## Goal of the exercise
The data below should be copied out exactly, with its pictures omitted.

[[ Data section, beginning ]]

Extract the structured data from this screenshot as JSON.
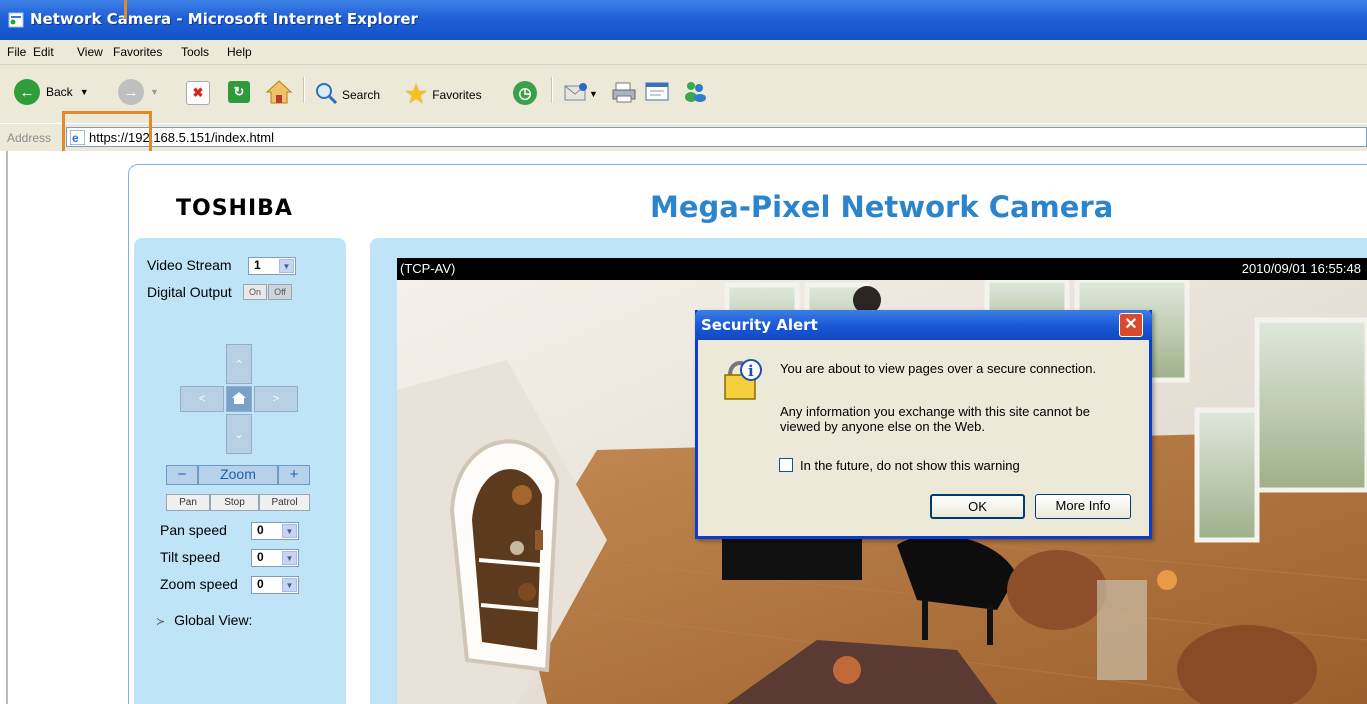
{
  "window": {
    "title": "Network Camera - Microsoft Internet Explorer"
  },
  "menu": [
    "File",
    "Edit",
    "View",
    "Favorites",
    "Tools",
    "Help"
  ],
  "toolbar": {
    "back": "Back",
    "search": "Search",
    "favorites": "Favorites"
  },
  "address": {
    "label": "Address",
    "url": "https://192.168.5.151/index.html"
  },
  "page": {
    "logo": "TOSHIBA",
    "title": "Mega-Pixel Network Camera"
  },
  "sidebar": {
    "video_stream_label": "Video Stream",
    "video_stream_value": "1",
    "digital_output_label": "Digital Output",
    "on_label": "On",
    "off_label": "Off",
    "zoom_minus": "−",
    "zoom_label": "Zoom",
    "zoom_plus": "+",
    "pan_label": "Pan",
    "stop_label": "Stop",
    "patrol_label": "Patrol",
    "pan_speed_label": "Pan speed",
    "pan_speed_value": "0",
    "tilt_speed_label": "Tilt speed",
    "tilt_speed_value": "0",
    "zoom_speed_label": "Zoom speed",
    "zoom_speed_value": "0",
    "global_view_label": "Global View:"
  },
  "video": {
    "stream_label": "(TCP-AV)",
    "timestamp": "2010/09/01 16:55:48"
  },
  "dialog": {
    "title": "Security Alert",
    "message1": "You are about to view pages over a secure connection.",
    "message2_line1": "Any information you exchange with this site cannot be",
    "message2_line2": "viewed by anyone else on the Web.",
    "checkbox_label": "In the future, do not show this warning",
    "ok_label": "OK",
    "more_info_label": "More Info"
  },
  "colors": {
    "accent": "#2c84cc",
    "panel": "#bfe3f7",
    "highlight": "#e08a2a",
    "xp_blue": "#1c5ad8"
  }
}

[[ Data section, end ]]

## Response below
Extract the structured data from this screenshot as JSON.
{
  "window": {
    "title": "Network Camera - Microsoft Internet Explorer"
  },
  "menu": [
    "File",
    "Edit",
    "View",
    "Favorites",
    "Tools",
    "Help"
  ],
  "toolbar": {
    "back": "Back",
    "search": "Search",
    "favorites": "Favorites"
  },
  "address": {
    "label": "Address",
    "url": "https://192.168.5.151/index.html"
  },
  "page": {
    "logo": "TOSHIBA",
    "title": "Mega-Pixel Network Camera"
  },
  "sidebar": {
    "video_stream_label": "Video Stream",
    "video_stream_value": "1",
    "digital_output_label": "Digital Output",
    "on_label": "On",
    "off_label": "Off",
    "zoom_minus": "−",
    "zoom_label": "Zoom",
    "zoom_plus": "+",
    "pan_label": "Pan",
    "stop_label": "Stop",
    "patrol_label": "Patrol",
    "pan_speed_label": "Pan speed",
    "pan_speed_value": "0",
    "tilt_speed_label": "Tilt speed",
    "tilt_speed_value": "0",
    "zoom_speed_label": "Zoom speed",
    "zoom_speed_value": "0",
    "global_view_label": "Global View:"
  },
  "video": {
    "stream_label": "(TCP-AV)",
    "timestamp": "2010/09/01 16:55:48"
  },
  "dialog": {
    "title": "Security Alert",
    "message1": "You are about to view pages over a secure connection.",
    "message2_line1": "Any information you exchange with this site cannot be",
    "message2_line2": "viewed by anyone else on the Web.",
    "checkbox_label": "In the future, do not show this warning",
    "ok_label": "OK",
    "more_info_label": "More Info"
  },
  "colors": {
    "accent": "#2c84cc",
    "panel": "#bfe3f7",
    "highlight": "#e08a2a",
    "xp_blue": "#1c5ad8"
  }
}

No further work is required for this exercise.